The idea of “taking it like a man” evident in bearing the humiliation of destructive hazing rituals actually starts to show their ultimately constructive purpose. University initiations helped create community, but also the right type of man for that community. Although scholars were generally prohibited from the bearing of arms and participation in courtly interaction with women, their typical petty aristocratic background and intended careers in the Church or bureaucracy encouraged—required—the swift accumulation of the other ideals of noble male life. Which is to say, money and alcohol.
Fresh from inveighing their parents or scraping together the patronage to pay student fees, new students were typically required to throw a feast for other members of their college or “nation.” (New grad student “TAs”: you’re not getting out of this one, either. Oh, and at Leipzig, you—but not the undergrads you teach—will also be required to tip the servants). Various universities’ rules against excessive alcohol consumption, participation in gambling and hiring prostitutes almost seem to acknowledge their own futility. This was true at the Sorbonne at Paris, where the penalty for calling teachers “drunks” was to…buy everyone a round of wine. It was even more, and even more disturbingly, true at Heidelberg. In 1419, the university decreed that that standard hazing ritual of a student paying for the members of his college to visit the local baths (probably a euphemism for collective hiring of prostitutes) was horrible and financially draining and immoral…unless the people he was treating were the dean of the university and the faculty on the examination committee.
Overall, the horrors and hardships of medieval hazing served an important social purpose: the creation of a new, scholarly man out of a wayward youth, construction by way of destruction. Still, not all initiation had to be painful. Wonderfully, medieval Jewish communities in northern France and the Rhineland celebrated their sons beginning formal religious education by baking cakes in the shape of Hebrew letters. And hey, at Orleans, the rules were very clear that whatever extra financial hardships were levied on freshmen, they must never be so severe that students were forced to sell their books. Orleans: recognizing the important things in life since 1365.

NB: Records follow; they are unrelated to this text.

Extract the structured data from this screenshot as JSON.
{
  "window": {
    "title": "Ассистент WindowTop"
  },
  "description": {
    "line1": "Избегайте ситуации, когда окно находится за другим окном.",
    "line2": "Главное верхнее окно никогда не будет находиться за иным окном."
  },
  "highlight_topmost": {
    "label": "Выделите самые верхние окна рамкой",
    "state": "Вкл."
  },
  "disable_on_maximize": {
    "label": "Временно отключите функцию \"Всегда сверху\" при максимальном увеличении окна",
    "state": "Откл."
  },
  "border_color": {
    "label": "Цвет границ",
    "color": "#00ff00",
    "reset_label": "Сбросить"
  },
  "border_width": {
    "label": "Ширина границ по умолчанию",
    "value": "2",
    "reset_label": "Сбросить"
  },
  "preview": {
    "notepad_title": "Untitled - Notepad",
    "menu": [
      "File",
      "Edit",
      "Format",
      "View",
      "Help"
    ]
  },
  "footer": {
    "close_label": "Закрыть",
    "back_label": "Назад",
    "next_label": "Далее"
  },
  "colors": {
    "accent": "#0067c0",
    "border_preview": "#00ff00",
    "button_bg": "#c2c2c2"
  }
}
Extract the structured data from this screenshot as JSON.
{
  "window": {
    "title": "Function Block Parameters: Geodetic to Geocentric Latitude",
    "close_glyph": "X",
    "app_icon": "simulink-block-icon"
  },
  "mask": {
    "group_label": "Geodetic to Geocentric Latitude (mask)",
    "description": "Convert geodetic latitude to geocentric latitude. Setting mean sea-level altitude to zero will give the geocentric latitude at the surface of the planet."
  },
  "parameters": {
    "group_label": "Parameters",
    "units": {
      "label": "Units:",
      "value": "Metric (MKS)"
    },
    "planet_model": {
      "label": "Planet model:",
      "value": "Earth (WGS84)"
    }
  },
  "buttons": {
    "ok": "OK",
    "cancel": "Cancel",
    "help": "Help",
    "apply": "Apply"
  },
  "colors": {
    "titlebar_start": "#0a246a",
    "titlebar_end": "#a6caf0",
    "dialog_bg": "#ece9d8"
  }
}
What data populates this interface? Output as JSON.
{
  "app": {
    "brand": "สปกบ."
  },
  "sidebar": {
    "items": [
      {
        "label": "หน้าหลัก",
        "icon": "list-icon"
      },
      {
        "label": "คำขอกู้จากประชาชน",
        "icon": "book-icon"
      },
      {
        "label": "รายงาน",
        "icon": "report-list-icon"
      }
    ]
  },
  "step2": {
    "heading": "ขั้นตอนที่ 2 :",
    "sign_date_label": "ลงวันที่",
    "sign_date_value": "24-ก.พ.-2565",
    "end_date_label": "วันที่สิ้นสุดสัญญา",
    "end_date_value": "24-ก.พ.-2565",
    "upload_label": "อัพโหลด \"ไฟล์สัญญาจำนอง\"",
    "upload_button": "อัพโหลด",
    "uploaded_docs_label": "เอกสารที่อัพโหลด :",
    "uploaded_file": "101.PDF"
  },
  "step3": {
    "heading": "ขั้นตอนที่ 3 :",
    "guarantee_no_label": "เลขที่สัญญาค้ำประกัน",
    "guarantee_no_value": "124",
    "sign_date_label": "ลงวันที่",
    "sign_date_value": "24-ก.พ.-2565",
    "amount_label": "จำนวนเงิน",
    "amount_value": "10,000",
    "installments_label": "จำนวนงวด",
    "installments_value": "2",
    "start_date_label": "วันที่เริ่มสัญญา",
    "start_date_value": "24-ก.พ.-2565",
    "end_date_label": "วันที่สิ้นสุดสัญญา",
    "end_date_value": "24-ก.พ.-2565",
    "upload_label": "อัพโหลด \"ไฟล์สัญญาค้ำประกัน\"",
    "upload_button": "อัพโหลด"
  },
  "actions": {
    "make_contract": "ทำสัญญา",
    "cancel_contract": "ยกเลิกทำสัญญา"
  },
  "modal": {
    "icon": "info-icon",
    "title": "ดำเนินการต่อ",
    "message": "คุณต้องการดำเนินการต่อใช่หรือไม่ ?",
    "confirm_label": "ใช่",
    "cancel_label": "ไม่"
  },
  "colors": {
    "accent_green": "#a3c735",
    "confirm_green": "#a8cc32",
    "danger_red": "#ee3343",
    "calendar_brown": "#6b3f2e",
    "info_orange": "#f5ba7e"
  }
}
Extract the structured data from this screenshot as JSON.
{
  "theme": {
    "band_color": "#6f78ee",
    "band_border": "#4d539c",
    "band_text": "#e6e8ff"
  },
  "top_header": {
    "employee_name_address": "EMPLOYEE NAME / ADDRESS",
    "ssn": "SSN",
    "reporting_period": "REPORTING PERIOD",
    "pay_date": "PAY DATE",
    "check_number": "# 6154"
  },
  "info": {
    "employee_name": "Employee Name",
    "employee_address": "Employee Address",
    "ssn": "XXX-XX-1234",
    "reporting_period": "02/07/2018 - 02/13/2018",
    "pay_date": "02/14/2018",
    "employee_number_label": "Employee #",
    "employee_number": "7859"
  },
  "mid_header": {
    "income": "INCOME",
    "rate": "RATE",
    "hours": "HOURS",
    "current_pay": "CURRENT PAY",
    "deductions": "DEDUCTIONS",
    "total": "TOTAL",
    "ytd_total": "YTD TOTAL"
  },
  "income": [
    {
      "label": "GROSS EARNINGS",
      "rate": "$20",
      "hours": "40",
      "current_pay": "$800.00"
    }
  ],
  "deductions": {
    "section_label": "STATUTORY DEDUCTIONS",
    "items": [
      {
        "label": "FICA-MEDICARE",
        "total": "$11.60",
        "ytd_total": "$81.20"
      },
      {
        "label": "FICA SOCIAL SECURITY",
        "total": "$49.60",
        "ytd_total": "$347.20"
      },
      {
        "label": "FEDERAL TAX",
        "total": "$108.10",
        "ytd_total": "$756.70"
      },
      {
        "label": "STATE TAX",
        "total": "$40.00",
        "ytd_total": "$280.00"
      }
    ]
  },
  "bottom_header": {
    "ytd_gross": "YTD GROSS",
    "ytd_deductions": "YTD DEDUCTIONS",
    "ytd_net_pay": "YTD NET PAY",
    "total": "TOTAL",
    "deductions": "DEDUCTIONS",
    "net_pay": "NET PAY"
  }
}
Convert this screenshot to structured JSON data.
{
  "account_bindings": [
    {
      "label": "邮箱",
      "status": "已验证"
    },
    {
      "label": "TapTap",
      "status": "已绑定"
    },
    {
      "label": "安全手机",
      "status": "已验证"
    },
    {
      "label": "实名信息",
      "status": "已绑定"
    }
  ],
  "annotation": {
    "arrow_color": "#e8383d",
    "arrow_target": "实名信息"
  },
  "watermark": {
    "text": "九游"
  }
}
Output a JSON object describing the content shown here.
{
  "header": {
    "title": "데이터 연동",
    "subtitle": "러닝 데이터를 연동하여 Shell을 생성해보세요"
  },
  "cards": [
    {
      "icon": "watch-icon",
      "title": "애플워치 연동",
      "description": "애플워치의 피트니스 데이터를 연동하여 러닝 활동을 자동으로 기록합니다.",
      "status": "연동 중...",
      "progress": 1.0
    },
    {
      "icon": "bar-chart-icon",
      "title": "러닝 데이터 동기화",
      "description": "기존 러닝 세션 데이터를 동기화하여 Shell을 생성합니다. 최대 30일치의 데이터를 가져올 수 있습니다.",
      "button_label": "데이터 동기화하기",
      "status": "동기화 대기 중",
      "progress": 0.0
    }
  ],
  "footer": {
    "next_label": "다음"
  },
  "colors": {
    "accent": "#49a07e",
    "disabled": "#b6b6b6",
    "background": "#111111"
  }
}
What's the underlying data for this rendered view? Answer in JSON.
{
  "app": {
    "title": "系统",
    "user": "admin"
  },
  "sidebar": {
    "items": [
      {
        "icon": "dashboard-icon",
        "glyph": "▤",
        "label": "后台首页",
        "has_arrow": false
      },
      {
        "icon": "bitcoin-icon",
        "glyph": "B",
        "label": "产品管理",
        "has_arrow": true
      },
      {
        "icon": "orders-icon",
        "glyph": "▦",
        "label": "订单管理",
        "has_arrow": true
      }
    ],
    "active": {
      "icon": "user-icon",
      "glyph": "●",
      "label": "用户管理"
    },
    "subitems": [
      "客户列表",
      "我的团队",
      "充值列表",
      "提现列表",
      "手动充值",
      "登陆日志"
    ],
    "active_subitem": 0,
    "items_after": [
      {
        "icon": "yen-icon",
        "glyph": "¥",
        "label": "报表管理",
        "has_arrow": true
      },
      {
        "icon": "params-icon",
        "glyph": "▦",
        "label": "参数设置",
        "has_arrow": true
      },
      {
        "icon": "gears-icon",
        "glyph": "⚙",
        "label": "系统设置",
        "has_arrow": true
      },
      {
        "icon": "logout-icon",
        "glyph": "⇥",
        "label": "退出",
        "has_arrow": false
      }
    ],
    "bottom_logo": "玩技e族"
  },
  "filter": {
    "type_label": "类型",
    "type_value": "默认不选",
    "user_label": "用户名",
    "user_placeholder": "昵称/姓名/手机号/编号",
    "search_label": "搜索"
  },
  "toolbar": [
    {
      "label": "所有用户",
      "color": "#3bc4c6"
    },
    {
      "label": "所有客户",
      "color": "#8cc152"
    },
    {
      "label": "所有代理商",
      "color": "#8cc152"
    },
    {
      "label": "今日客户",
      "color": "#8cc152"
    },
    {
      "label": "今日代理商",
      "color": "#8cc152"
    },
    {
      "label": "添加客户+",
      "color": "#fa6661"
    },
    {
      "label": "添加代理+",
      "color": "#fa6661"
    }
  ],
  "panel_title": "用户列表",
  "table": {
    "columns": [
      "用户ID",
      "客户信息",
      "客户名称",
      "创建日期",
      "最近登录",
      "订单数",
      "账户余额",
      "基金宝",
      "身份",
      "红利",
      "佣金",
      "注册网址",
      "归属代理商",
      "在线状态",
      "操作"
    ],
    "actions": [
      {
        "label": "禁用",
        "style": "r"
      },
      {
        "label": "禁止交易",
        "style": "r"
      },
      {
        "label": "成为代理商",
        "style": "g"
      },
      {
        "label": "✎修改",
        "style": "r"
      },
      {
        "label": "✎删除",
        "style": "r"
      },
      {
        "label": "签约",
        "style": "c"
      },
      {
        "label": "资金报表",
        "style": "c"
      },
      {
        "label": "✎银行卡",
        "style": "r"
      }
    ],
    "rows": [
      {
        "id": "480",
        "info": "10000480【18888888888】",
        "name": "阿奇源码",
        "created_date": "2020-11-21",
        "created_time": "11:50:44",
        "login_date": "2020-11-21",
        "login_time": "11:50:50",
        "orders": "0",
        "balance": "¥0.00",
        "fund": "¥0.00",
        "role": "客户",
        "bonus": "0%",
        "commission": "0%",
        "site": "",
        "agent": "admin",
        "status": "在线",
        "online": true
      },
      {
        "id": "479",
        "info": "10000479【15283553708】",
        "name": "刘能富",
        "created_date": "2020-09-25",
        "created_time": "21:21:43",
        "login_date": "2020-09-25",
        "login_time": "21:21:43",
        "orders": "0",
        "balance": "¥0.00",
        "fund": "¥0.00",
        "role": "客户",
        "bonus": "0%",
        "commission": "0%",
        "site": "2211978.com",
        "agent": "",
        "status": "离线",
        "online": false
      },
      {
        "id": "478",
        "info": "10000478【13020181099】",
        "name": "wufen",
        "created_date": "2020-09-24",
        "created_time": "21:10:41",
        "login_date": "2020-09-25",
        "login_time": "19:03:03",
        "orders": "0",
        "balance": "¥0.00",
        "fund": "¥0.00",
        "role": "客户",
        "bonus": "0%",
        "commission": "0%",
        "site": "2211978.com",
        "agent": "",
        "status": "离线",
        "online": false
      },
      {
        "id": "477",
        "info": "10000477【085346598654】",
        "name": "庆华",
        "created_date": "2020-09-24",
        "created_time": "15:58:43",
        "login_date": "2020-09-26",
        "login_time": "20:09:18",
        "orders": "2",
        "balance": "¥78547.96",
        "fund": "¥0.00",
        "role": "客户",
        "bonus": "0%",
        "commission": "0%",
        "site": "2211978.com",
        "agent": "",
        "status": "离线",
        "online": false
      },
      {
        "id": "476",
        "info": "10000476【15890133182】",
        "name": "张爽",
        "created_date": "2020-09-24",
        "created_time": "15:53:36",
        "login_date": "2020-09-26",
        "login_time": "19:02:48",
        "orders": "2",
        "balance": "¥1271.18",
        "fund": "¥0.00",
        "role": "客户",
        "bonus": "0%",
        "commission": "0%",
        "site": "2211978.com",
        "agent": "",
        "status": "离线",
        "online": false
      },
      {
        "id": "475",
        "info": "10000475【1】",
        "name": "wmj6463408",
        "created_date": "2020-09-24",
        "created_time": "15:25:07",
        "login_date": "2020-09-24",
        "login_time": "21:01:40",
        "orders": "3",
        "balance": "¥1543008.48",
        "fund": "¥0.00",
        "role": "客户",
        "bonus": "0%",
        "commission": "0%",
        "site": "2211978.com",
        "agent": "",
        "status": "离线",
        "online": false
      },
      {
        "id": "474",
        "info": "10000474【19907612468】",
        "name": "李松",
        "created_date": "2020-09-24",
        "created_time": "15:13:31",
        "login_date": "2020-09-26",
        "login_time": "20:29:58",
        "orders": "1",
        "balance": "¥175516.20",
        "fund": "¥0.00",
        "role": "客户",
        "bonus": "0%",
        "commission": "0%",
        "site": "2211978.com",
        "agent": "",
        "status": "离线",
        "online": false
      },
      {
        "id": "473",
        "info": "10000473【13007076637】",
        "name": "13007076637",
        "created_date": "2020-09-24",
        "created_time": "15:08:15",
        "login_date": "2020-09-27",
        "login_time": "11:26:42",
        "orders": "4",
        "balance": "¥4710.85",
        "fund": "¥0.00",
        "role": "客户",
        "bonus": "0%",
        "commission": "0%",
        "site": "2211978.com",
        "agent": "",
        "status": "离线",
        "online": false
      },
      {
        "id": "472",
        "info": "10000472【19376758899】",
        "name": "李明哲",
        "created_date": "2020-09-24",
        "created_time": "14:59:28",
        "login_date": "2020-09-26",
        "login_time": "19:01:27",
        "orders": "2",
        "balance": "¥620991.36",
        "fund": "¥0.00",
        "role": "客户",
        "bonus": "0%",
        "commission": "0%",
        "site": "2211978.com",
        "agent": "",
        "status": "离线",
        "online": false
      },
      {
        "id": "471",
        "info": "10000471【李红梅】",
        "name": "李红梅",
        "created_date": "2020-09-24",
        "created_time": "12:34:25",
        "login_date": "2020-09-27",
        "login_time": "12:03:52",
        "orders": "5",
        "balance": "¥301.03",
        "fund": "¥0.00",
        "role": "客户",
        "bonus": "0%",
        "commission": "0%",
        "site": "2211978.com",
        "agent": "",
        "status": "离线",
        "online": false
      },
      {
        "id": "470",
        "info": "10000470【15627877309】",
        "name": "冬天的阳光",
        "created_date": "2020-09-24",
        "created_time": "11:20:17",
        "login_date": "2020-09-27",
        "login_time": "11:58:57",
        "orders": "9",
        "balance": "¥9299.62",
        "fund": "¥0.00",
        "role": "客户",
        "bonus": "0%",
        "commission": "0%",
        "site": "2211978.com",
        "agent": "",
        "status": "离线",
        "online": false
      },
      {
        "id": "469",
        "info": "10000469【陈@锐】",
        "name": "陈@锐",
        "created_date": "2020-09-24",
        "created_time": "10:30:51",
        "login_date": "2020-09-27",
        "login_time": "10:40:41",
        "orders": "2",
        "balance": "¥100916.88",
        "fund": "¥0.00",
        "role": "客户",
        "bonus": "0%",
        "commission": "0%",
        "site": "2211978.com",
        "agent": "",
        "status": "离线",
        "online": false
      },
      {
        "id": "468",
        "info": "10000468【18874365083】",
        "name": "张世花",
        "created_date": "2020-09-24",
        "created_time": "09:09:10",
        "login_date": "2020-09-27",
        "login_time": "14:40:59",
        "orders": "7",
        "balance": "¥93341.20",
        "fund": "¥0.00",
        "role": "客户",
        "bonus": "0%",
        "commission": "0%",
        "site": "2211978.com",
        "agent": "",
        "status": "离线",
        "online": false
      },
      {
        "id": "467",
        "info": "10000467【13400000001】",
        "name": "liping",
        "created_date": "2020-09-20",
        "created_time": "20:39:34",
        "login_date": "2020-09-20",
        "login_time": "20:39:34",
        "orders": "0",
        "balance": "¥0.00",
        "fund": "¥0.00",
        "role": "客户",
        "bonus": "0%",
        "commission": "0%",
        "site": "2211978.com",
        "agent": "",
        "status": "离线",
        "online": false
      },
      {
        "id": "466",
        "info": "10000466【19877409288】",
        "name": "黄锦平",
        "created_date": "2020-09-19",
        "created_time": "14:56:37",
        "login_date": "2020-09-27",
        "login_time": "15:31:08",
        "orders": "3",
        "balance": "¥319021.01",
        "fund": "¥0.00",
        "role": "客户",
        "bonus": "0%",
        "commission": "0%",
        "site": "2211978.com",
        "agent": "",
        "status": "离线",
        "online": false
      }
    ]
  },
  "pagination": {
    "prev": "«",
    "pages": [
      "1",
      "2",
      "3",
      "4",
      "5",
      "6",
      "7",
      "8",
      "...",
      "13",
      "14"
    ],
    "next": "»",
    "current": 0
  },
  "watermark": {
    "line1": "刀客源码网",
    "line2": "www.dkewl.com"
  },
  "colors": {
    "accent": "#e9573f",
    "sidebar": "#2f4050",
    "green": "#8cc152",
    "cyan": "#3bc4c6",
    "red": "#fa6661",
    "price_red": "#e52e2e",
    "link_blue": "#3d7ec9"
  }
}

Finally, as Ruth Mazo Karras suggests, the Manuale scholarium itself was likely intended as a Latin phrasebook to help new students pick up the rhythms “daily use” Latin they would need to avoid the wolves (lupi) ready to pounce on any undergraduates caught speaking the barbarian tongue with punishments ranging from whipping to expulsion. The two fictional interlocutors talk through many of the temptations lying in wait for students torn between their studies and their adolescence. And what sweeter way to convey these lessons and form students into men than by insulting teachers and gossiping about the evils of menstruating women?
Ruth Mazo Karras, From Boys to Men: Formations of Masculinity in Late Medieval Europe (Philadelphia: University of Pennsylvania Press, 2003).
Alan Cobban, English University Life in the Middle Ages (London: UCL Press, 1999).